The U.S. Securities and Exchange Commission said it has postponed until at least August the adoption of new rules governing the trade in so-called “conflict minerals” from Central Africa.
The rules, which were originally expected this month, will require U.S. companies to disclose whether certain minerals used in their products could have supported conflict in Democratic Republic of Congo, according to a draft of the rules on the SEC website.
The commission now plans to adopt the final regulations between August and December, according to a statement on its website. The SEC doesn’t comment on the timing of its actions, a commission spokeswoman said in an e-mailed response to questions.
The SEC was tasked with formulating auditing rules for companies that source tungsten, coltan, tin ore and gold from Congo and its nine neighboring countries by the Dodd-Frank Wall Street Reform and Consumer Protection Act signed by President Barack Obama in July.
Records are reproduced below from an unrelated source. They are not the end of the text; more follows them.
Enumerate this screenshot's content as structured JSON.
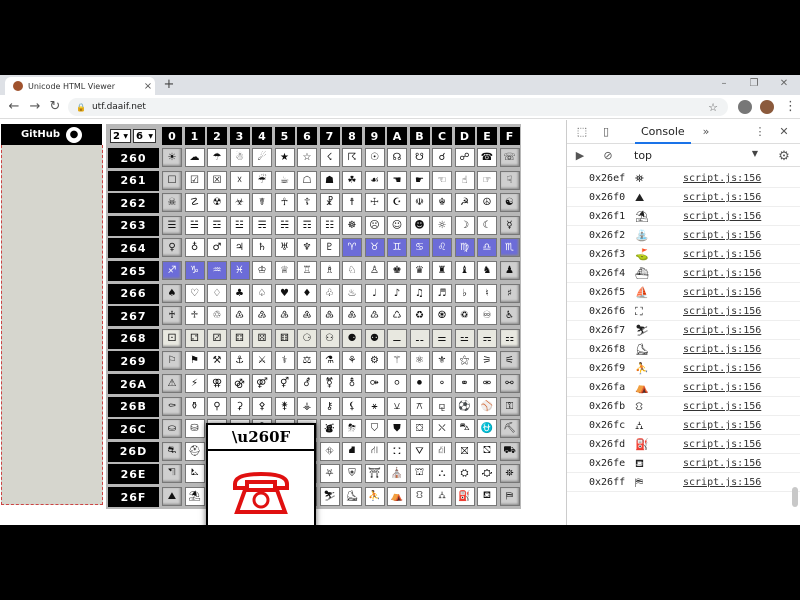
{
  "browser": {
    "tab_title": "Unicode HTML Viewer",
    "tab_close": "×",
    "new_tab": "+",
    "url": "utf.daaif.net",
    "win_min": "–",
    "win_max": "❐",
    "win_close": "✕"
  },
  "sidebar": {
    "github_label": "GitHub"
  },
  "grid": {
    "selector_1": "2",
    "selector_2": "6",
    "col_headers": [
      "0",
      "1",
      "2",
      "3",
      "4",
      "5",
      "6",
      "7",
      "8",
      "9",
      "A",
      "B",
      "C",
      "D",
      "E",
      "F"
    ],
    "row_headers": [
      "260",
      "261",
      "262",
      "263",
      "264",
      "265",
      "266",
      "267",
      "268",
      "269",
      "26A",
      "26B",
      "26C",
      "26D",
      "26E",
      "26F"
    ],
    "rows": [
      [
        "☀",
        "☁",
        "☂",
        "☃",
        "☄",
        "★",
        "☆",
        "☇",
        "☈",
        "☉",
        "☊",
        "☋",
        "☌",
        "☍",
        "☎",
        "☏"
      ],
      [
        "☐",
        "☑",
        "☒",
        "☓",
        "☔",
        "☕",
        "☖",
        "☗",
        "☘",
        "☙",
        "☚",
        "☛",
        "☜",
        "☝",
        "☞",
        "☟"
      ],
      [
        "☠",
        "☡",
        "☢",
        "☣",
        "☤",
        "☥",
        "☦",
        "☧",
        "☨",
        "☩",
        "☪",
        "☫",
        "☬",
        "☭",
        "☮",
        "☯"
      ],
      [
        "☰",
        "☱",
        "☲",
        "☳",
        "☴",
        "☵",
        "☶",
        "☷",
        "☸",
        "☹",
        "☺",
        "☻",
        "☼",
        "☽",
        "☾",
        "☿"
      ],
      [
        "♀",
        "♁",
        "♂",
        "♃",
        "♄",
        "♅",
        "♆",
        "♇",
        "♈",
        "♉",
        "♊",
        "♋",
        "♌",
        "♍",
        "♎",
        "♏"
      ],
      [
        "♐",
        "♑",
        "♒",
        "♓",
        "♔",
        "♕",
        "♖",
        "♗",
        "♘",
        "♙",
        "♚",
        "♛",
        "♜",
        "♝",
        "♞",
        "♟"
      ],
      [
        "♠",
        "♡",
        "♢",
        "♣",
        "♤",
        "♥",
        "♦",
        "♧",
        "♨",
        "♩",
        "♪",
        "♫",
        "♬",
        "♭",
        "♮",
        "♯"
      ],
      [
        "♰",
        "♱",
        "♲",
        "♳",
        "♴",
        "♵",
        "♶",
        "♷",
        "♸",
        "♹",
        "♺",
        "♻",
        "♼",
        "♽",
        "♾",
        "♿"
      ],
      [
        "⚀",
        "⚁",
        "⚂",
        "⚃",
        "⚄",
        "⚅",
        "⚆",
        "⚇",
        "⚈",
        "⚉",
        "⚊",
        "⚋",
        "⚌",
        "⚍",
        "⚎",
        "⚏"
      ],
      [
        "⚐",
        "⚑",
        "⚒",
        "⚓",
        "⚔",
        "⚕",
        "⚖",
        "⚗",
        "⚘",
        "⚙",
        "⚚",
        "⚛",
        "⚜",
        "⚝",
        "⚞",
        "⚟"
      ],
      [
        "⚠",
        "⚡",
        "⚢",
        "⚣",
        "⚤",
        "⚥",
        "⚦",
        "⚧",
        "⚨",
        "⚩",
        "⚪",
        "⚫",
        "⚬",
        "⚭",
        "⚮",
        "⚯"
      ],
      [
        "⚰",
        "⚱",
        "⚲",
        "⚳",
        "⚴",
        "⚵",
        "⚶",
        "⚷",
        "⚸",
        "⚹",
        "⚺",
        "⚻",
        "⚼",
        "⚽",
        "⚾",
        "⚿"
      ],
      [
        "⛀",
        "⛁",
        "⛂",
        "⛃",
        "⛄",
        "⛅",
        "⛆",
        "⛇",
        "⛈",
        "⛉",
        "⛊",
        "⛋",
        "⛌",
        "⛍",
        "⛎",
        "⛏"
      ],
      [
        "⛐",
        "⛑",
        "⛒",
        "⛓",
        "⛔",
        "⛕",
        "⛖",
        "⛗",
        "⛘",
        "⛙",
        "⛚",
        "⛛",
        "⛜",
        "⛝",
        "⛞",
        "⛟"
      ],
      [
        "⛠",
        "⛡",
        "⛢",
        "⛣",
        "⛤",
        "⛥",
        "⛦",
        "⛧",
        "⛨",
        "⛩",
        "⛪",
        "⛫",
        "⛬",
        "⛭",
        "⛮",
        "⛯"
      ],
      [
        "⛰",
        "⛱",
        "⛲",
        "⛳",
        "⛴",
        "⛵",
        "⛶",
        "⛷",
        "⛸",
        "⛹",
        "⛺",
        "⛻",
        "⛼",
        "⛽",
        "⛾",
        "⛿"
      ]
    ]
  },
  "popup": {
    "code": "\\u260F",
    "glyph_color": "#e01010"
  },
  "devtools": {
    "console_tab": "Console",
    "more_tabs": "»",
    "context": "top",
    "logs": [
      {
        "code": "0x26ef",
        "glyph": "⛯",
        "src": "script.js:156"
      },
      {
        "code": "0x26f0",
        "glyph": "⛰",
        "src": "script.js:156"
      },
      {
        "code": "0x26f1",
        "glyph": "⛱",
        "src": "script.js:156"
      },
      {
        "code": "0x26f2",
        "glyph": "⛲",
        "src": "script.js:156"
      },
      {
        "code": "0x26f3",
        "glyph": "⛳",
        "src": "script.js:156"
      },
      {
        "code": "0x26f4",
        "glyph": "⛴",
        "src": "script.js:156"
      },
      {
        "code": "0x26f5",
        "glyph": "⛵",
        "src": "script.js:156"
      },
      {
        "code": "0x26f6",
        "glyph": "⛶",
        "src": "script.js:156"
      },
      {
        "code": "0x26f7",
        "glyph": "⛷",
        "src": "script.js:156"
      },
      {
        "code": "0x26f8",
        "glyph": "⛸",
        "src": "script.js:156"
      },
      {
        "code": "0x26f9",
        "glyph": "⛹",
        "src": "script.js:156"
      },
      {
        "code": "0x26fa",
        "glyph": "⛺",
        "src": "script.js:156"
      },
      {
        "code": "0x26fb",
        "glyph": "⛻",
        "src": "script.js:156"
      },
      {
        "code": "0x26fc",
        "glyph": "⛼",
        "src": "script.js:156"
      },
      {
        "code": "0x26fd",
        "glyph": "⛽",
        "src": "script.js:156"
      },
      {
        "code": "0x26fe",
        "glyph": "⛾",
        "src": "script.js:156"
      },
      {
        "code": "0x26ff",
        "glyph": "⛿",
        "src": "script.js:156"
      }
    ],
    "prompt": "›"
  }
}
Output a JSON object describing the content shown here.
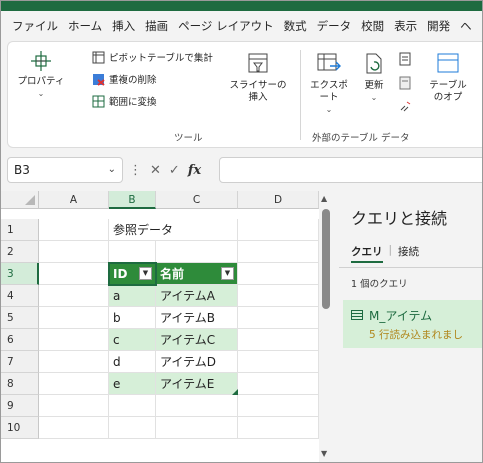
{
  "ribbon_tabs": [
    "ファイル",
    "ホーム",
    "挿入",
    "描画",
    "ページ レイアウト",
    "数式",
    "データ",
    "校閲",
    "表示",
    "開発",
    "ヘ"
  ],
  "ribbon": {
    "properties_label": "プロパティ",
    "pivot_label": "ピボットテーブルで集計",
    "remove_dup_label": "重複の削除",
    "convert_range_label": "範囲に変換",
    "tools_group_label": "ツール",
    "slicer_label_line1": "スライサーの",
    "slicer_label_line2": "挿入",
    "export_label": "エクスポート",
    "refresh_label": "更新",
    "external_group_label": "外部のテーブル データ",
    "table_options_line1": "テーブル",
    "table_options_line2": "のオプ"
  },
  "formula_bar": {
    "name_box": "B3",
    "fx_label": "fx",
    "formula_value": ""
  },
  "sheet": {
    "columns": [
      "A",
      "B",
      "C",
      "D"
    ],
    "rows": [
      "1",
      "2",
      "3",
      "4",
      "5",
      "6",
      "7",
      "8",
      "9",
      "10"
    ],
    "title_cell": "参照データ",
    "table_headers": [
      "ID",
      "名前"
    ],
    "table_rows": [
      [
        "a",
        "アイテムA"
      ],
      [
        "b",
        "アイテムB"
      ],
      [
        "c",
        "アイテムC"
      ],
      [
        "d",
        "アイテムD"
      ],
      [
        "e",
        "アイテムE"
      ]
    ]
  },
  "queries_pane": {
    "title": "クエリと接続",
    "tab_queries": "クエリ",
    "tab_connections": "接続",
    "count_text": "1 個のクエリ",
    "query_name": "M_アイテム",
    "query_status": "5 行読み込まれまし"
  },
  "colors": {
    "accent": "#1e6b40",
    "table_header": "#2e8b3a",
    "band": "#d6efd8",
    "status": "#b0861b"
  }
}
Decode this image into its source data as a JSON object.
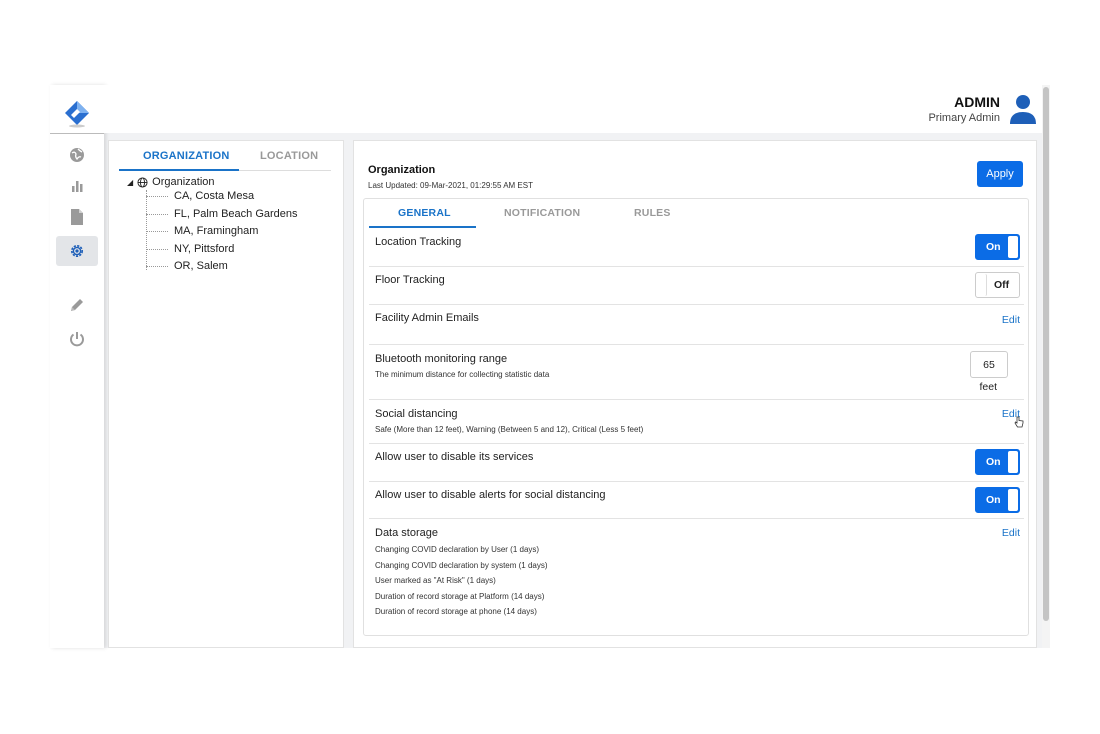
{
  "header": {
    "admin_name": "ADMIN",
    "admin_role": "Primary Admin"
  },
  "rail": {
    "items": [
      {
        "icon": "globe-icon"
      },
      {
        "icon": "bar-chart-icon"
      },
      {
        "icon": "document-icon"
      },
      {
        "icon": "gear-icon",
        "active": true
      },
      {
        "icon": "pencil-icon"
      },
      {
        "icon": "power-icon"
      }
    ]
  },
  "tree": {
    "tabs": [
      "ORGANIZATION",
      "LOCATION"
    ],
    "root": "Organization",
    "children": [
      "CA, Costa Mesa",
      "FL, Palm Beach Gardens",
      "MA, Framingham",
      "NY, Pittsford",
      "OR, Salem"
    ]
  },
  "main": {
    "title": "Organization",
    "last_updated": "Last Updated: 09-Mar-2021, 01:29:55 AM EST",
    "apply_label": "Apply",
    "tabs": [
      "GENERAL",
      "NOTIFICATION",
      "RULES"
    ],
    "settings": {
      "location_tracking": {
        "label": "Location Tracking",
        "state": "On"
      },
      "floor_tracking": {
        "label": "Floor Tracking",
        "state": "Off"
      },
      "facility_admin_emails": {
        "label": "Facility Admin Emails",
        "action": "Edit"
      },
      "bluetooth_range": {
        "label": "Bluetooth monitoring range",
        "desc": "The minimum distance for collecting statistic data",
        "value": "65",
        "unit": "feet"
      },
      "social_distancing": {
        "label": "Social distancing",
        "desc": "Safe (More than 12 feet), Warning (Between 5 and 12), Critical (Less 5 feet)",
        "action": "Edit"
      },
      "disable_services": {
        "label": "Allow user to disable its services",
        "state": "On"
      },
      "disable_alerts": {
        "label": "Allow user to disable alerts for social distancing",
        "state": "On"
      },
      "data_storage": {
        "label": "Data storage",
        "action": "Edit",
        "lines": [
          "Changing COVID declaration by User (1 days)",
          "Changing COVID declaration by system (1 days)",
          "User marked as \"At Risk\" (1 days)",
          "Duration of record storage at Platform (14 days)",
          "Duration of record storage at phone (14 days)"
        ]
      }
    }
  },
  "colors": {
    "accent": "#0b6ce6",
    "link": "#1a73c8",
    "logo_blue": "#1e5fb8"
  }
}
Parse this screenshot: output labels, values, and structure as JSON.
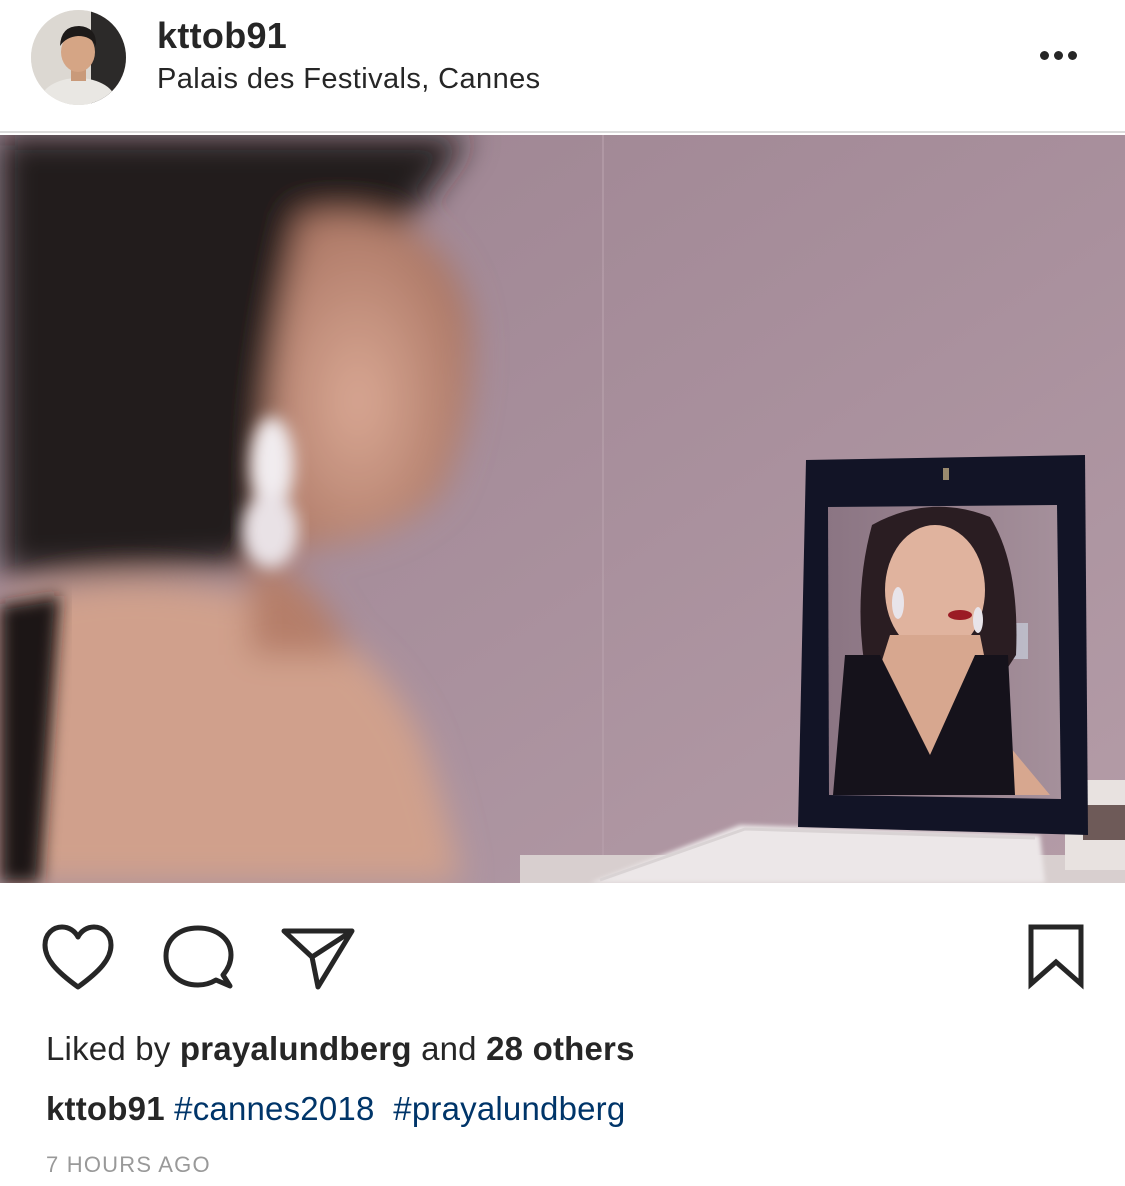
{
  "header": {
    "username": "kttob91",
    "location": "Palais des Festivals, Cannes",
    "more_icon": "more-horizontal-icon"
  },
  "photo": {
    "subject": "post-photo"
  },
  "actions": {
    "like_icon": "heart-icon",
    "comment_icon": "comment-icon",
    "share_icon": "paper-plane-icon",
    "save_icon": "bookmark-icon"
  },
  "likes": {
    "prefix": "Liked by",
    "user": "prayalundberg",
    "connector": "and",
    "others": "28 others"
  },
  "caption": {
    "username": "kttob91",
    "hashtags": [
      "#cannes2018",
      "#prayalundberg"
    ]
  },
  "timestamp": "7 HOURS AGO",
  "colors": {
    "text": "#262626",
    "hashtag": "#003569",
    "muted": "#999999",
    "divider": "#dbdbdb"
  }
}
Mineral-rich Congo is trying to stop the exploitation of its natural resources from supporting armed groups in the country’s east, which has suffered more than 15 years of conflict.
To contact the reporter on this story: Michael J. Kavanagh in Bukavu on Mkavanagh9@bloomberg.net.
To contact the editor responsible for this story: Antony Sguazzin in Johannesburg at firstname.lastname@example.org.